(Items from an interface collection)
>>

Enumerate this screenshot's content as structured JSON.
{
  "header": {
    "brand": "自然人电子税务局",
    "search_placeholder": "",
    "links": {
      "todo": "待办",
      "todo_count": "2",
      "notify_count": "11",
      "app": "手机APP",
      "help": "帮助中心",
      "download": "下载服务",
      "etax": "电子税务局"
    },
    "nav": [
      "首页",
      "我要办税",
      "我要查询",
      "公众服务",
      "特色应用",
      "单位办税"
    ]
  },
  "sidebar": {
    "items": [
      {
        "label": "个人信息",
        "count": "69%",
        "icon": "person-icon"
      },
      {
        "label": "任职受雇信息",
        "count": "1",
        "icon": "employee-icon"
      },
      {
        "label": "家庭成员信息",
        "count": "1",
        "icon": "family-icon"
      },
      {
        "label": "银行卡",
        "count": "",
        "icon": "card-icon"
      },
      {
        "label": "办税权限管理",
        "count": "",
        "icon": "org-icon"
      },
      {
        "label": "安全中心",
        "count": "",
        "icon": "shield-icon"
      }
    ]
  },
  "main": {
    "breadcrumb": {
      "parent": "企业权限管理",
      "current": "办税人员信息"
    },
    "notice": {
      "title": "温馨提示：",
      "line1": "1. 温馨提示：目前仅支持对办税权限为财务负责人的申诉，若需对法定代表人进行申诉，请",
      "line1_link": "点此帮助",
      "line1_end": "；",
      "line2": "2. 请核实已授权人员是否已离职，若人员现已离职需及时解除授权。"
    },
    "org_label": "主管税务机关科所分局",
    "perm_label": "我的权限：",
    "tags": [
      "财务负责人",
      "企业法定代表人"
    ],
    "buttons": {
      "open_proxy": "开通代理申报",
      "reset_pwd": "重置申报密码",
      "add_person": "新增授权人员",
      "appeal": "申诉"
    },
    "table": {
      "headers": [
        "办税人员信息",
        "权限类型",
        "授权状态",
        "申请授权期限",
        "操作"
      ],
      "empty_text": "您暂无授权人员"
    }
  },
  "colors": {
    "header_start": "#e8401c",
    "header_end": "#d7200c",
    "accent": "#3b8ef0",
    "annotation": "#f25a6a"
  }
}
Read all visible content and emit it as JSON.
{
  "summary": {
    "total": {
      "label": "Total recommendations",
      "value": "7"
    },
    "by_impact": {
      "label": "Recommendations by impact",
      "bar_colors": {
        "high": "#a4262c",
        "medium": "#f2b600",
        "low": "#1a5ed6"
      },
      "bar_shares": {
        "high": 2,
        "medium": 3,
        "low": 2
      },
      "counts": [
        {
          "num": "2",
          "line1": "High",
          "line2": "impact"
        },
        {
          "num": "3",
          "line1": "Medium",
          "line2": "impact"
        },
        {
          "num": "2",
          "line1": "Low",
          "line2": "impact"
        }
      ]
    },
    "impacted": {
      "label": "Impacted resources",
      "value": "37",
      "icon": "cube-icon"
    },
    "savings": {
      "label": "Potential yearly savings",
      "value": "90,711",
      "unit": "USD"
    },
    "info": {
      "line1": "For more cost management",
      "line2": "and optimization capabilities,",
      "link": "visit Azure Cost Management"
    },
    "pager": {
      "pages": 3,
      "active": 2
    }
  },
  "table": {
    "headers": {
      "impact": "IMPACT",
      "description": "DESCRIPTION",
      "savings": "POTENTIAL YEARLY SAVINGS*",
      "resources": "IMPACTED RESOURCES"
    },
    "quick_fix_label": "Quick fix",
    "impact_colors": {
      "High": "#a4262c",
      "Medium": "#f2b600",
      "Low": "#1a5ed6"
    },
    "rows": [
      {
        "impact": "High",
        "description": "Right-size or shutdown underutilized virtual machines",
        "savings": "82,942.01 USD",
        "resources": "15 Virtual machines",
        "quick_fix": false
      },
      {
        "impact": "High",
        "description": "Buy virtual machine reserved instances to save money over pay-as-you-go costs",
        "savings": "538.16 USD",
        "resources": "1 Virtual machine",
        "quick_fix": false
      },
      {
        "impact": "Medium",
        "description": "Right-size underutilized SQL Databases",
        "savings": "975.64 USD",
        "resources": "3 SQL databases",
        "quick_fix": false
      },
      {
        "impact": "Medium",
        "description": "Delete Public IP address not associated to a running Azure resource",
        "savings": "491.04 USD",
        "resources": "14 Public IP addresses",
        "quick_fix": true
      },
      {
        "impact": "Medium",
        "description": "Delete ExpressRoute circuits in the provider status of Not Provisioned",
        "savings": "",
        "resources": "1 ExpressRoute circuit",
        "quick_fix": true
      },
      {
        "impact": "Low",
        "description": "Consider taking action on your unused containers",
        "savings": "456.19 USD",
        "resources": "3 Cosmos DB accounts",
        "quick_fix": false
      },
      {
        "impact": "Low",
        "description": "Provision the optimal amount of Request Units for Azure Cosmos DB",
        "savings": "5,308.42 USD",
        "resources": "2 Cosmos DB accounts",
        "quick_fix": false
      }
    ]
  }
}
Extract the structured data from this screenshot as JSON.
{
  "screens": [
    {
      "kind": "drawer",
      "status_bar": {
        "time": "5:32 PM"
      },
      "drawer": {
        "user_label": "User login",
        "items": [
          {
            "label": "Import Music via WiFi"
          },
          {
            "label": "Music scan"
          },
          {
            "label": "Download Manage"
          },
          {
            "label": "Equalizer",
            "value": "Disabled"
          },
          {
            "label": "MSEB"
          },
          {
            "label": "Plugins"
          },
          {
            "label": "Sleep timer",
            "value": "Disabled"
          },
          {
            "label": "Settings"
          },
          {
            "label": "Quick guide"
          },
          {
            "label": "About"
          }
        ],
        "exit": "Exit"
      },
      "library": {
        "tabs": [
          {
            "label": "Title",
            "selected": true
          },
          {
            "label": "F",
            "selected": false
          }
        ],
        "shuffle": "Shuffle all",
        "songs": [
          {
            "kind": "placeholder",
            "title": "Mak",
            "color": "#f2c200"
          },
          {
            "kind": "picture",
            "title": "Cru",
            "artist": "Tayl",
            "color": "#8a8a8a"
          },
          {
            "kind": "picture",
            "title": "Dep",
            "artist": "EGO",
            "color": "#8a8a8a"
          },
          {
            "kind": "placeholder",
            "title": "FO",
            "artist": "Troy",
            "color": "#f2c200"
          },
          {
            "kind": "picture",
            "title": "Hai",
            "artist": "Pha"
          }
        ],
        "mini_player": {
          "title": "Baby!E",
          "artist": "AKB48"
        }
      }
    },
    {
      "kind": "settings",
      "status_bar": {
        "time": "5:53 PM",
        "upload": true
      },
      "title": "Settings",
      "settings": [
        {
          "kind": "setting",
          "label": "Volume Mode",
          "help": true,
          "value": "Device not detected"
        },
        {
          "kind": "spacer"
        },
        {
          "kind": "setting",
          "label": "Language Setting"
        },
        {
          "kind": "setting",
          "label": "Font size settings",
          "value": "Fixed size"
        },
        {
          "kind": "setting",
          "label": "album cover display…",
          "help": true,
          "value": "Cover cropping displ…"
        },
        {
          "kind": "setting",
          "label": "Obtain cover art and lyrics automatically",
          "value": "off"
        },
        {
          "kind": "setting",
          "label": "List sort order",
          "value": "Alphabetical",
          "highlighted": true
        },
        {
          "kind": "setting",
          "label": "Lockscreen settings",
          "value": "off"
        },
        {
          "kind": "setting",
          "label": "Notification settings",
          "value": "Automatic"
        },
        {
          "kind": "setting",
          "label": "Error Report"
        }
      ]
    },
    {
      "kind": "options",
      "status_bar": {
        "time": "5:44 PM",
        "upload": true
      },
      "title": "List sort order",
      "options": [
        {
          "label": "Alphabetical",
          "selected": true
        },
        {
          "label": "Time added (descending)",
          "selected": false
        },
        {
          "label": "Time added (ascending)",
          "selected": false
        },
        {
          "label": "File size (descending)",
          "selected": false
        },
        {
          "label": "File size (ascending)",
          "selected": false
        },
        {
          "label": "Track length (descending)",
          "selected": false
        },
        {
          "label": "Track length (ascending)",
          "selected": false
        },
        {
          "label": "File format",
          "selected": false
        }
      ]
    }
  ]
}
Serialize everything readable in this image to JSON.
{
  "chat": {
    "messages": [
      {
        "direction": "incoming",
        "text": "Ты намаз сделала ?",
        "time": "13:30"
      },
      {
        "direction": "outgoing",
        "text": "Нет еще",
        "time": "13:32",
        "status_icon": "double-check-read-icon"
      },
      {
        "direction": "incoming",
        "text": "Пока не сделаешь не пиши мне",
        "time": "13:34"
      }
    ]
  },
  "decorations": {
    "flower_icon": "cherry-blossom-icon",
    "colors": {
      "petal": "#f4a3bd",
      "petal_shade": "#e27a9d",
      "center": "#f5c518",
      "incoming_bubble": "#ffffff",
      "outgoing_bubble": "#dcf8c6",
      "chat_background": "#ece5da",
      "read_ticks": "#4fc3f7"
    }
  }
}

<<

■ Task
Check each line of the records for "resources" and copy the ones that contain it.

■ Task output
      "label": "Impacted resources",
      "resources": "IMPACTED RESOURCES"
        "resources": "15 Virtual machines",
        "resources": "1 Virtual machine",
        "resources": "3 SQL databases",
        "resources": "14 Public IP addresses",
        "resources": "1 ExpressRoute circuit",
        "resources": "3 Cosmos DB accounts",
        "resources": "2 Cosmos DB accounts",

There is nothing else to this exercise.